* **Your objective**
Search the records for the word "para" and pick out every line that has it.

* **Dataset excerpts**
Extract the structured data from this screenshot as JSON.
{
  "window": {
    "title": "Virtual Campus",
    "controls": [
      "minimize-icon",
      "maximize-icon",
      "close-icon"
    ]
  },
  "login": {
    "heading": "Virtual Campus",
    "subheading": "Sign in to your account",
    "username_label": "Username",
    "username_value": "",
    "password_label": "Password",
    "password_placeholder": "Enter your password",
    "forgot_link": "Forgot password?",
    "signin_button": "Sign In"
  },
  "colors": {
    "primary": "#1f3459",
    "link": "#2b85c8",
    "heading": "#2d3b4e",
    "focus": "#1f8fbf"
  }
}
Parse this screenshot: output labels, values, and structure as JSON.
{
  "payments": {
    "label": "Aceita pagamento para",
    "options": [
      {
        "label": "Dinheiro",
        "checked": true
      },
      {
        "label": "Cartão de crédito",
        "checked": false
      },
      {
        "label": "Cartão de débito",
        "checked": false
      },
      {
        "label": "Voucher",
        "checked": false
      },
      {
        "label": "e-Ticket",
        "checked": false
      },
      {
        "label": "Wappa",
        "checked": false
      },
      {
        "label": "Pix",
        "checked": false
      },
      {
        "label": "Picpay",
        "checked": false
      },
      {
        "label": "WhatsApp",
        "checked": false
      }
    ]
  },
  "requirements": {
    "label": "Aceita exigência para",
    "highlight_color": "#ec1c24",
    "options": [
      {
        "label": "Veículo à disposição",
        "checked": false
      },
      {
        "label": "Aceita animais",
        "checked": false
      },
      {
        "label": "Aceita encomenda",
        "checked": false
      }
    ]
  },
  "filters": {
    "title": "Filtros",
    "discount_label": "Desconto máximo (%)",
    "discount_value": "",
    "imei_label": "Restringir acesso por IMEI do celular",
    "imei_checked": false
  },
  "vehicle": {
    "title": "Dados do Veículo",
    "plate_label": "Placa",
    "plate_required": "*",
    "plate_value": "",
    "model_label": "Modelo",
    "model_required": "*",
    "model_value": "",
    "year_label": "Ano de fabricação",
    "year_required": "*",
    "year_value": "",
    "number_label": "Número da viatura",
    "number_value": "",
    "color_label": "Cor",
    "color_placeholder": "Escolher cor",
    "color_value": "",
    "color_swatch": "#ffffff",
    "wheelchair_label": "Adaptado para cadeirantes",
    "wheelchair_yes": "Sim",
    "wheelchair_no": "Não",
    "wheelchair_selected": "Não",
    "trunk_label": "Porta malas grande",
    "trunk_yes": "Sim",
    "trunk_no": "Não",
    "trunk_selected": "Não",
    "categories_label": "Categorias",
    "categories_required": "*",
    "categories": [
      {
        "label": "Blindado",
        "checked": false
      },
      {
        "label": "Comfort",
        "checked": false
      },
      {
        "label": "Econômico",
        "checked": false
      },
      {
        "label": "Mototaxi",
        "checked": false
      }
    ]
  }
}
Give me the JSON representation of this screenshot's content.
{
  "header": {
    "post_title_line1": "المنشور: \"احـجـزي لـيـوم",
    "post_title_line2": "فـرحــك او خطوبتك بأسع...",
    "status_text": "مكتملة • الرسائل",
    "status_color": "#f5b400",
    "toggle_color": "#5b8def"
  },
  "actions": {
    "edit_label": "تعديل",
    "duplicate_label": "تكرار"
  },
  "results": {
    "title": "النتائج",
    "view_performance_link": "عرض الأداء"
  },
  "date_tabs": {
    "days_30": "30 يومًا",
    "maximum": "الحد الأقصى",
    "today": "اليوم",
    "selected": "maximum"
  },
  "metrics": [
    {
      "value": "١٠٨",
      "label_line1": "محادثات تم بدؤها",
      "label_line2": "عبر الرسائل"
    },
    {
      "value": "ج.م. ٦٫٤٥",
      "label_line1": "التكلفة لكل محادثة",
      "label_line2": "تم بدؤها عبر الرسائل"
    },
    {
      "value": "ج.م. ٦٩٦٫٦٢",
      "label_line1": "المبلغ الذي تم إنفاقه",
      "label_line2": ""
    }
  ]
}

* **Response box**
    "label": "Aceita pagamento para",
    "label": "Aceita exigência para",
    "wheelchair_label": "Adaptado para cadeirantes",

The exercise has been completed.